A total of 64 specimens representing eight VBMs were examined. Five specimens contained the variant B.1.526.2 SARS-CoV-2, and four specimens contained other variants circulating in New York State. Using various molecular platforms, all variants were detected. This demonstrates the sensitivity of the CDC 2019-Novel Coronavirus Real Time RT-PCR Diagnostic Panel.
The CDC panel assay primers tolerate two mismatches in the probes. These two mismatches are detected in the N1 and N2 regions of the sequences. The average CT difference between the N1 primer and probe set and the N2 primer and probe set was 1.35 cycles.
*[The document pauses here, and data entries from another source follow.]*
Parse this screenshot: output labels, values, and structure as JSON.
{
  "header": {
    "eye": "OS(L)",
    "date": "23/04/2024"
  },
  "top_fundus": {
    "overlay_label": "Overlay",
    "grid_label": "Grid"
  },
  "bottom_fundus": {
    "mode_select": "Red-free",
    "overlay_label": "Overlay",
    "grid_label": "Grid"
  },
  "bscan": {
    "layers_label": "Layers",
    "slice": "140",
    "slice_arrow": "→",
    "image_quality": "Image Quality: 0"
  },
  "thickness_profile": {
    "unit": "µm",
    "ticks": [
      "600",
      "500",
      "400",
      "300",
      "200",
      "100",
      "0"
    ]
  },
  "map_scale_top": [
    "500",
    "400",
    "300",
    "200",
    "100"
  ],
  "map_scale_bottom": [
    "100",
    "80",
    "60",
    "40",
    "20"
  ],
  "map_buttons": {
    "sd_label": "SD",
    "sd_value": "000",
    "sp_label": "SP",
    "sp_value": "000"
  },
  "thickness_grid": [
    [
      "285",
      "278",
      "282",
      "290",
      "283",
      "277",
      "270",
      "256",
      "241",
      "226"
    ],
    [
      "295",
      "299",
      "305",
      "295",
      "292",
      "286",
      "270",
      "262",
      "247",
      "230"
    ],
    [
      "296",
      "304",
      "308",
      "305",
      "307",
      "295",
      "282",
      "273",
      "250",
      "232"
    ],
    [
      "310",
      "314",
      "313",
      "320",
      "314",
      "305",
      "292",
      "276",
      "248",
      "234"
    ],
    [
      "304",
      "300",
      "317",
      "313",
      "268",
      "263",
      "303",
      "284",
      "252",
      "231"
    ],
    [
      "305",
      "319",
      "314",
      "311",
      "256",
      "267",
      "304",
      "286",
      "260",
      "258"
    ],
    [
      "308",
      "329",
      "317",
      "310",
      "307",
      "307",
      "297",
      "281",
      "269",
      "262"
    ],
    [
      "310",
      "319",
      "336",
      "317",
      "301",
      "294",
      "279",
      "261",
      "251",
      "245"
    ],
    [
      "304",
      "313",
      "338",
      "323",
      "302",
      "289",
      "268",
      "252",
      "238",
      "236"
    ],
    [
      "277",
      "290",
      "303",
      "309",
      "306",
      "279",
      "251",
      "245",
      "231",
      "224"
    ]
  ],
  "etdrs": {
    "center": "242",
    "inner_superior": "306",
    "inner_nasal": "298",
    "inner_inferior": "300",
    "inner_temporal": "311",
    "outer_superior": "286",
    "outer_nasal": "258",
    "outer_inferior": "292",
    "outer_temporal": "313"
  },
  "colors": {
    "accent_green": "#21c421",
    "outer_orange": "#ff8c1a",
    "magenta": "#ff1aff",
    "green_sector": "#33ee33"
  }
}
The frequency of nucleotide mismatches in the primer/probe region is about 0.1% of the currently circulating strains. The effect on the assay was minimal.
The CDC panel assay produced Ct values that were similar to those generated by other real-time assays. For example, the Cepheid-Xpert and NeuMoDx real-time assays produce Ct values that are similar to the CDC method.
PCR is a good way to test DNA for contamination. However, it isn't without its drawbacks. Specifically, it is susceptible to false positives. During amplification, some DNA molecules can be reassembled, resulting in a single molecule of nucleic acid that misguides an investigation. In addition, the resulting amplification product may be too small to yield meaningful results. Therefore, it is important to use proper lab protocol to separate pre-PCR mixtures from potential DNA contaminants.
Using a PCR assay, a scientist can determine the concentration of a specific DNA sequence in a sample of a particular organism. Traditionally, this task has been done manually. Using a robotic PCR assay, however, it is possible to achieve this task in a fraction of the time. The following table summarizes some of the steps involved.
First, a 384-well assay plate manufactured by Greiner Bio-One was used. The assay medium consisted of 10% FBS, 1% pen/strep, and RPMI 1640. After incubation for 5 hours, the plates were washed and lysed.
Next, a qRT-PCR master mix was prepared and transferred to the PCR plate. Finally, the assay plate was placed on a Thermo Scientific Spinnaker Microplate Robot. After completion, the plate was transferred to a 37 degC Cytomat incubator for incubation. This automated process is not only the most convenient, it also eliminates the tedium associated with manual lab work.
Interestingly, there were no statistically significant differences between the automated and the manual methods. The average correlation coefficient was 0.91.